Decades of contributions to Australian gymnastics have left Val Norris-Buffham with a double sense of reward and gratitude – despite a long wait for the official presentation of one of his greatest honours.
It’s been a long 18 months since Norris-Buffham was first named a member of the Gymnastics Australia Hall of Fame, but she has finally been officially inducted into the hall.
She received the recognition earlier this year at a ceremony in Joondalup, and was officially presented with the honor by Fiona Wood.
Norris-Buffham’s career can be divided into two parts – the first part is his excellent competitive career, which culminated in two Olympic appearances, in Tokyo in 1964 and again in Mexico in 1968, as well as four national titles in the all-around competition.
In 1966, she competed in the inaugural Women’s Gymnastics World Championships in Dortmund, Germany, and was the only Western Australian to be selected for the event.
Part two is Norris-Buffham’s post-competition career, which she dedicated to coaching the next generation, starting her own gym, Olympic Fun & Fitness in Jandakot.
She has coached many national and national athletes, as well as Olympians such as Brooke Gysen, who competed in Barcelona in 1992.
Norris-Buffham said the sport has changed significantly since she competed, particularly the age of elite competitors.
“A lot has changed even now and it’s only getting more intense, and the kids are also starting younger; I never started until I was 15,” she said.
“Even when I did, there were older students in other countries, and I never retired until I was 26.
“I could have moved on to the next phase, but I thought I was getting to the stage where I had done so much, so I tried to give back to the sport which is really my life since I was two years old.
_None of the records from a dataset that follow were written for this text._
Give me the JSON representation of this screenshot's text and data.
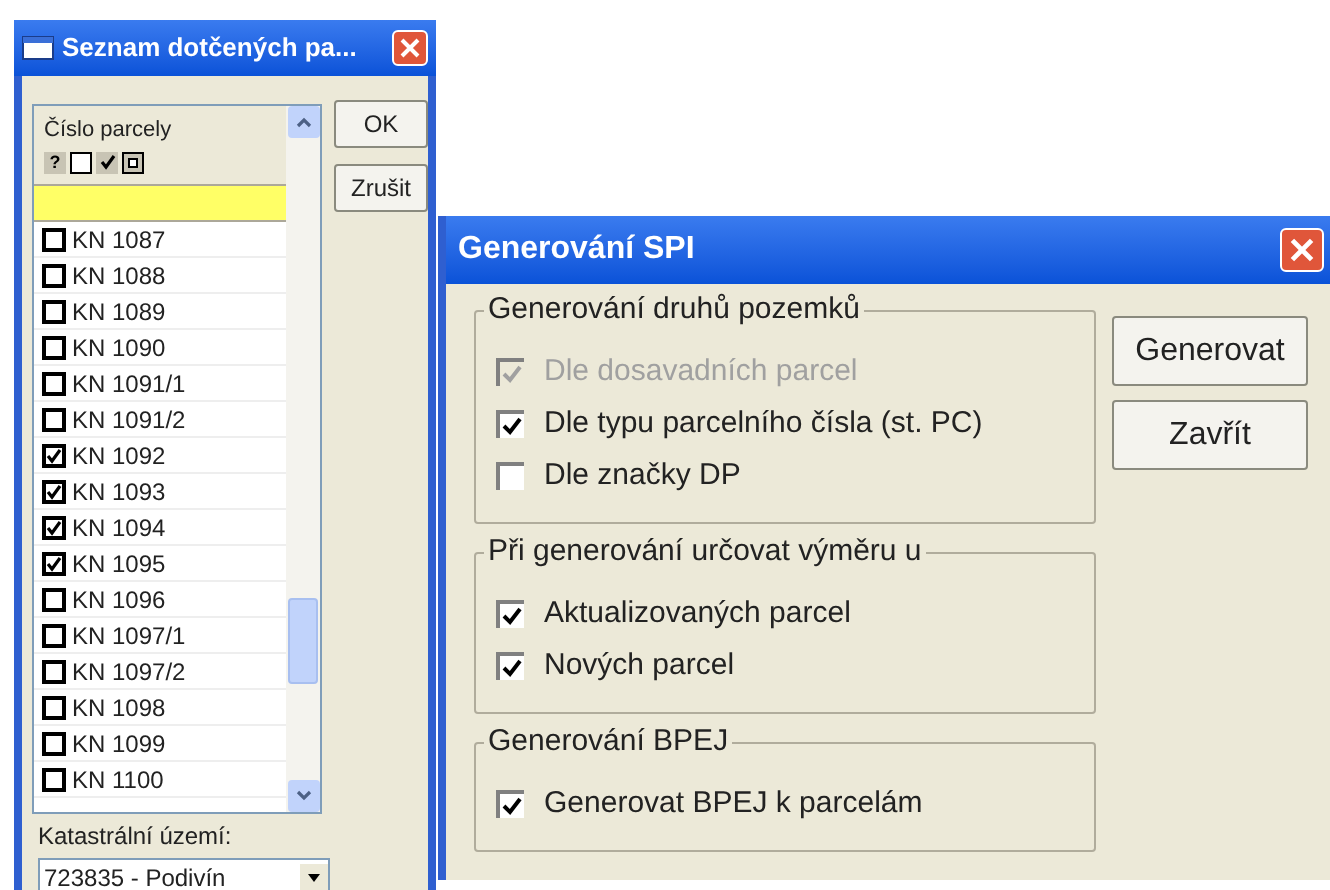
{
  "list_window": {
    "title": "Seznam dotčených pa...",
    "column_header": "Číslo parcely",
    "filter_help": "?",
    "parcels": [
      {
        "label": "KN 1087",
        "checked": false
      },
      {
        "label": "KN 1088",
        "checked": false
      },
      {
        "label": "KN 1089",
        "checked": false
      },
      {
        "label": "KN 1090",
        "checked": false
      },
      {
        "label": "KN 1091/1",
        "checked": false
      },
      {
        "label": "KN 1091/2",
        "checked": false
      },
      {
        "label": "KN 1092",
        "checked": true
      },
      {
        "label": "KN 1093",
        "checked": true
      },
      {
        "label": "KN 1094",
        "checked": true
      },
      {
        "label": "KN 1095",
        "checked": true
      },
      {
        "label": "KN 1096",
        "checked": false
      },
      {
        "label": "KN 1097/1",
        "checked": false
      },
      {
        "label": "KN 1097/2",
        "checked": false
      },
      {
        "label": "KN 1098",
        "checked": false
      },
      {
        "label": "KN 1099",
        "checked": false
      },
      {
        "label": "KN 1100",
        "checked": false
      }
    ],
    "buttons": [
      "OK",
      "Zrušit"
    ],
    "territory_label": "Katastrální území:",
    "territory_value": "723835 - Podivín"
  },
  "spi_window": {
    "title": "Generování SPI",
    "groups": [
      {
        "title": "Generování druhů pozemků",
        "options": [
          {
            "label": "Dle dosavadních parcel",
            "checked": true,
            "disabled": true
          },
          {
            "label": "Dle typu parcelního čísla (st. PC)",
            "checked": true,
            "disabled": false
          },
          {
            "label": "Dle značky DP",
            "checked": false,
            "disabled": false
          }
        ]
      },
      {
        "title": "Při generování určovat výměru u",
        "options": [
          {
            "label": "Aktualizovaných parcel",
            "checked": true,
            "disabled": false
          },
          {
            "label": "Nových parcel",
            "checked": true,
            "disabled": false
          }
        ]
      },
      {
        "title": "Generování BPEJ",
        "options": [
          {
            "label": "Generovat BPEJ k parcelám",
            "checked": true,
            "disabled": false
          }
        ]
      }
    ],
    "buttons": [
      "Generovat",
      "Zavřít"
    ]
  }
}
While the Olympics and national titles were among his highlights, Norris-Buffham said seeing his former pupils – one of whom was 10-year-old Cameron Bancroft on his pre-professional cricket day – achieve great things never failed to remind her how lucky she was.
“When I was doing it, it was just a way of life and I’m probably realizing what I’ve achieved and what I’ve done,” she said.
“To see so many students that I’ve had and what they’re doing, because they’re all out there at the top, carrying on with the work, is fantastic.
“I’ve always wanted to do fitness with the kids and have fun and enjoy it, but just to see young people come through and go their own way and do other things and excel, it was great to see these students .”